So, a few dozen men in some hipster enclave in Brooklyn put on a few lbs and they get a trend article in the New York Times. Not that the writer actually goes up and talks to these men about their bellies for the article, which leads one to believe that the writer thinks it would be offensive for these paunched men to be asked about their visible fat and thus cancels out the whole men-are-just-getting-comfortable-with-their-bodies reasoning behind this hot new trend. If it was a real trend, wouldn’t the men be OK with being asked about their flab?

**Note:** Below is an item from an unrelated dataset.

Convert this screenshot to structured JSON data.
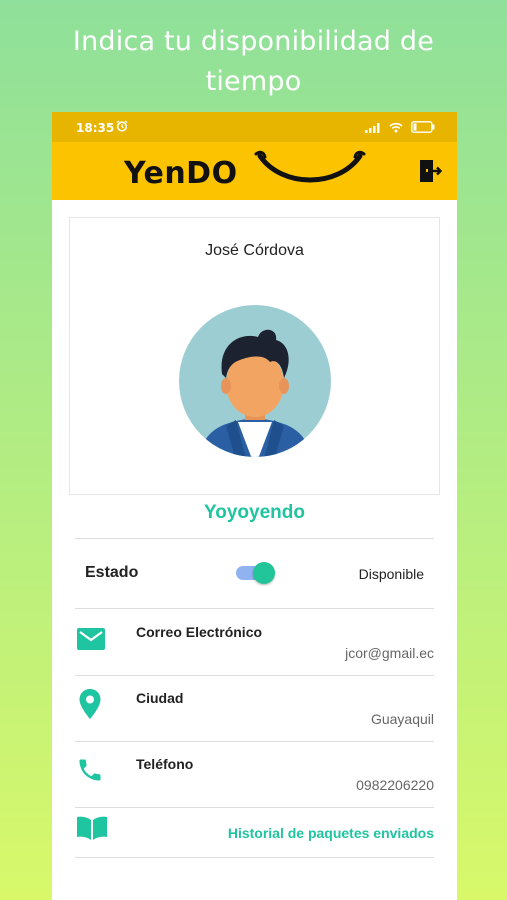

Could you even imagine if this article was written about women? Actually, I can’t really imagine it because I don’t think that trend article would exist, or, if it did, it would focus on some rural area where the urban writer would muse about how quaint their little fat trend is. Or, it would have the words “obesity,” “healthy weight” or “epidemic” and at least two interviews with medical professionals of bemoan the fact that gaining weight can lead to serious health risks. Men are given the privilege of not only having a round belly without sacrificing their attractiveness but of also not having their slight weight gain be associated with anything negative. Instead, they get a trend article with quotes from a corral of men’s magazine editors, as if this fake trend was like the resurgence of the Italian cuffed trouser. What is interesting about this article isn’t that it is a complete non-trend but that there are a lot of things that aren’t being said about women and their bodies.